(WHAT YOU ARE ASKED TO DO) Search the records for the word "Reality" and report each line that has it.

(DATA TO PROCESS)
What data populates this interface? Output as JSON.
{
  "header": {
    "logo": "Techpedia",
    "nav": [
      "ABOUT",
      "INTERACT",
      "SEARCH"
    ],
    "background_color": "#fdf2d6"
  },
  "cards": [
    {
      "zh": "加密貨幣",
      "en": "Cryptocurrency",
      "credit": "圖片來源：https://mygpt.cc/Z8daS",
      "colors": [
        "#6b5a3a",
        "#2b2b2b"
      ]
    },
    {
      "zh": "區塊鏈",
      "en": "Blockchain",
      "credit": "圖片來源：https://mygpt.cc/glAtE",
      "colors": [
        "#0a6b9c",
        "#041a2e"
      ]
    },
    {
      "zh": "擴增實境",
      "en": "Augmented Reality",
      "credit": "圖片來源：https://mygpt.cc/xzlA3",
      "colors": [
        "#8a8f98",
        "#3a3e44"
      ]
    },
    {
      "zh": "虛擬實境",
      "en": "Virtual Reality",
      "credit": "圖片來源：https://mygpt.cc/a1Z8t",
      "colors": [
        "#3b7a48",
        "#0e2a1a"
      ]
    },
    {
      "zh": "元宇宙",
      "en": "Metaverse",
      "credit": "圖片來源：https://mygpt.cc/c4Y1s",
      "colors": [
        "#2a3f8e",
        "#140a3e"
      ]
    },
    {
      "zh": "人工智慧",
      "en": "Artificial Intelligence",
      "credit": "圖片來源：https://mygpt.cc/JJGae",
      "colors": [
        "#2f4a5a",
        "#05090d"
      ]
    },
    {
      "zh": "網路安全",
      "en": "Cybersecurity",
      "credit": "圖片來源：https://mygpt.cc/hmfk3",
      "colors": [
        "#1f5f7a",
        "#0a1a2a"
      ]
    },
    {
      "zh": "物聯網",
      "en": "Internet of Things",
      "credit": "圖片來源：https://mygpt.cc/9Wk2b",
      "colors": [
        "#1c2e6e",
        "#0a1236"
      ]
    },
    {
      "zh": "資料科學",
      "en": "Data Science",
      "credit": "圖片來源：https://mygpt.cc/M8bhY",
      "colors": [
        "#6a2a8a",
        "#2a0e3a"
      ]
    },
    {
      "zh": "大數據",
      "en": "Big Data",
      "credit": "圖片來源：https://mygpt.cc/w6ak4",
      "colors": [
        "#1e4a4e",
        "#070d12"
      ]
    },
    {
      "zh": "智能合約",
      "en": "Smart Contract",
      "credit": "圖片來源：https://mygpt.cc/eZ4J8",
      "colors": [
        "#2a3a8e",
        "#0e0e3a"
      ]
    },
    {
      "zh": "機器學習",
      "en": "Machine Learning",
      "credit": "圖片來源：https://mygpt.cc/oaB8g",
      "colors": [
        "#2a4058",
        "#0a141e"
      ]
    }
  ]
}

(SOLVED PROBLEM)
      "en": "Augmented Reality",
      "en": "Virtual Reality",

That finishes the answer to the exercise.